Problem details ▸ Could you filter the material and copy every line where the word "Petal" occurs?

Top of Record extracts

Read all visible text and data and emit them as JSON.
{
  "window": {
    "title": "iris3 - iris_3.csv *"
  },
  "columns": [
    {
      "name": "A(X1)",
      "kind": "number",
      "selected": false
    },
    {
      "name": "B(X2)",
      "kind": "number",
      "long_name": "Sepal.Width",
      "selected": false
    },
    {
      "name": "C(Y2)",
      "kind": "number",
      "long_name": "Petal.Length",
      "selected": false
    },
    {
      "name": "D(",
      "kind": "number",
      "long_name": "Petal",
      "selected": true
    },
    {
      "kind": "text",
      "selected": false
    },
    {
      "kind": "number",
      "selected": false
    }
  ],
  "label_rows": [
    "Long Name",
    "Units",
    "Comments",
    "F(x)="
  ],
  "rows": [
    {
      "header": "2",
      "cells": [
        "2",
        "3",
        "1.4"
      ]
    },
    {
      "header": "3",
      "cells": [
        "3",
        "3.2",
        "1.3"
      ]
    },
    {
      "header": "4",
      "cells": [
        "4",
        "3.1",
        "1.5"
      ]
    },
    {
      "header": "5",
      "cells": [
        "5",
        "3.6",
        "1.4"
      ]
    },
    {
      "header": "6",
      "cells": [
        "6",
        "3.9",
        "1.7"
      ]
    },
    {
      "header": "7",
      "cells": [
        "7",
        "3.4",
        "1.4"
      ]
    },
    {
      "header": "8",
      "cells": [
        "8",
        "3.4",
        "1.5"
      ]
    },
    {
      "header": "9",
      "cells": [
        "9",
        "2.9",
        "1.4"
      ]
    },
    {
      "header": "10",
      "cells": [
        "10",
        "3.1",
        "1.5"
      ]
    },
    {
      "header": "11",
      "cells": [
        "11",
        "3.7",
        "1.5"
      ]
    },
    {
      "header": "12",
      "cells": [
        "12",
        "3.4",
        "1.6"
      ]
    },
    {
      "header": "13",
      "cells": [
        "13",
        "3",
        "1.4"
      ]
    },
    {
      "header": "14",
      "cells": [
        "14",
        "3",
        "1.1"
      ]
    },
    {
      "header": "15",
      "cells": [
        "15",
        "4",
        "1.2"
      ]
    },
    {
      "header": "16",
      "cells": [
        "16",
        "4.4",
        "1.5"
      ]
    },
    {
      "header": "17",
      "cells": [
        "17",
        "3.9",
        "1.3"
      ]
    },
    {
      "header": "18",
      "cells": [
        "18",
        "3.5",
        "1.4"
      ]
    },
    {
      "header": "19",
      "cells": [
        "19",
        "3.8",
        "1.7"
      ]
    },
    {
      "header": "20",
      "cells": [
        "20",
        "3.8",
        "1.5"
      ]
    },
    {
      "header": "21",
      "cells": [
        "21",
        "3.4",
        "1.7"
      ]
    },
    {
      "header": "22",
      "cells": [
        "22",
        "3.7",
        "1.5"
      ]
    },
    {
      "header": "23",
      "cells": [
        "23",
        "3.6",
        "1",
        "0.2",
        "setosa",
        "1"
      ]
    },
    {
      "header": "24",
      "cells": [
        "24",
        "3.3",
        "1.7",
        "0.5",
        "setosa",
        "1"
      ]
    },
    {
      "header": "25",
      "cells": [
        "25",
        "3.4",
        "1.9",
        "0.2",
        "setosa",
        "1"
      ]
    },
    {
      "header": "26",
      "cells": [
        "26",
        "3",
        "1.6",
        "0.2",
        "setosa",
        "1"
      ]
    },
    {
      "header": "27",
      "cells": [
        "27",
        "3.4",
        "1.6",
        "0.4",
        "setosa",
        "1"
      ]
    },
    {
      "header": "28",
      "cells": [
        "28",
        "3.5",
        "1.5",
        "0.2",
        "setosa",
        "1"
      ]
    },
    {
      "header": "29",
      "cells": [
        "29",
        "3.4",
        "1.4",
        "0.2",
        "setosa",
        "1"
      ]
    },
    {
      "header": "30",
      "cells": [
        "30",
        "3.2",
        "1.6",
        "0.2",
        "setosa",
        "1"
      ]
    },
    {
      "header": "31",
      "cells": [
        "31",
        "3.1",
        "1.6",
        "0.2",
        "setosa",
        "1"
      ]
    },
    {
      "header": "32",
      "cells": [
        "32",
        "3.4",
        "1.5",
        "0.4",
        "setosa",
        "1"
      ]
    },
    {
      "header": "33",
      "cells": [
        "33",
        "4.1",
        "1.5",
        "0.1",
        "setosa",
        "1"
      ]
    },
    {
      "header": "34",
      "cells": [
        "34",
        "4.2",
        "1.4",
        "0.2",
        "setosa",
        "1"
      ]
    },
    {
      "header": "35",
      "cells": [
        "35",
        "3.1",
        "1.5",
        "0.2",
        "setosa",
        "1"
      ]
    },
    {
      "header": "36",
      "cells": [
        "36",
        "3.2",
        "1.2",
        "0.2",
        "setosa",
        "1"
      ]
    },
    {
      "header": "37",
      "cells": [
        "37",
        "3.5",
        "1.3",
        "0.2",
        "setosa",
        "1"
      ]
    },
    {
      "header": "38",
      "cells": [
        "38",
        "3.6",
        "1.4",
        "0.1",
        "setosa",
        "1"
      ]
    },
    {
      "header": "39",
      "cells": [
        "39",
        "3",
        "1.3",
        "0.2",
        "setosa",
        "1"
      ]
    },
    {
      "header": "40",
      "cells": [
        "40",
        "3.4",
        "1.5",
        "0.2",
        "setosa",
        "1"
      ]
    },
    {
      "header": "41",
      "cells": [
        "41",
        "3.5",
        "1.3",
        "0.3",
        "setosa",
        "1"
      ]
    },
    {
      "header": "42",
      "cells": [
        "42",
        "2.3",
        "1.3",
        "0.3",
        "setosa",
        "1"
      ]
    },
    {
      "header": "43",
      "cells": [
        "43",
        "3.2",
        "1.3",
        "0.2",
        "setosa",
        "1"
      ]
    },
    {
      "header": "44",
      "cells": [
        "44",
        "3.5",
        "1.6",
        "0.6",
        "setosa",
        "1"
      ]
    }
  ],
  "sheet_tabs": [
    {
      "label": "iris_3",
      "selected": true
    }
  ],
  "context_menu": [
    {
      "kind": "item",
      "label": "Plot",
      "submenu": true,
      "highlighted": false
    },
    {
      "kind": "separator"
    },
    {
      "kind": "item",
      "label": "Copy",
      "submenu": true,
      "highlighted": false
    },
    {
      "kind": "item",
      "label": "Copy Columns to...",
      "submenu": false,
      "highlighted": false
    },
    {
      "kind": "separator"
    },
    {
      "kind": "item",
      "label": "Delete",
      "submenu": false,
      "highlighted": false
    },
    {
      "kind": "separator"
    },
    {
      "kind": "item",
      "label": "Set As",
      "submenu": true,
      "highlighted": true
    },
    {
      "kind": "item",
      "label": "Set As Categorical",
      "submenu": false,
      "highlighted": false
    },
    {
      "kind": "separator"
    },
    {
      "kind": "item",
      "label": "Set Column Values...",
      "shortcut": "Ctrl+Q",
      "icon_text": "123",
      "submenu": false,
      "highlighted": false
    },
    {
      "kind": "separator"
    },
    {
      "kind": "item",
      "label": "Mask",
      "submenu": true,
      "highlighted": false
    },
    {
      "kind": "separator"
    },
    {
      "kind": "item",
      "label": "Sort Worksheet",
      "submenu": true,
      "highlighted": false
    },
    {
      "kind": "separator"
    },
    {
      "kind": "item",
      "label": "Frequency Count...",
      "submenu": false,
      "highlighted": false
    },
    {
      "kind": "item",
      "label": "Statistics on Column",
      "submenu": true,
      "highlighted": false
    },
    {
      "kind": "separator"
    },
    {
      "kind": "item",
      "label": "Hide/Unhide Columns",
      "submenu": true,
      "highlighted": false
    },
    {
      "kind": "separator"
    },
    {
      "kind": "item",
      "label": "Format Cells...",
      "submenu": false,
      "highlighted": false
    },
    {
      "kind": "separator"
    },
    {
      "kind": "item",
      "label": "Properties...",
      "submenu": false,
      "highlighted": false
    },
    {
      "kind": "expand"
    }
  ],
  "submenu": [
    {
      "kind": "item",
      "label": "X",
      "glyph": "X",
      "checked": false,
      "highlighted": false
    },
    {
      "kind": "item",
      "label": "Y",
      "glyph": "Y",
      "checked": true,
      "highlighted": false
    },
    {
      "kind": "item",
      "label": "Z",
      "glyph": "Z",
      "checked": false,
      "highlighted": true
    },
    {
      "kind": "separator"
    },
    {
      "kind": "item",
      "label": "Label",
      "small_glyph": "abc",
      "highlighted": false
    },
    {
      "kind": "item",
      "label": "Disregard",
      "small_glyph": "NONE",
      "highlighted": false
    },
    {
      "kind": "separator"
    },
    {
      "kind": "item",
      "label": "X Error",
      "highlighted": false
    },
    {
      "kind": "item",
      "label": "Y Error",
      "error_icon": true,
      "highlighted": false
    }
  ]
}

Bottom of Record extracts

Solution below ▸
      "long_name": "Petal.Length",
      "long_name": "Petal",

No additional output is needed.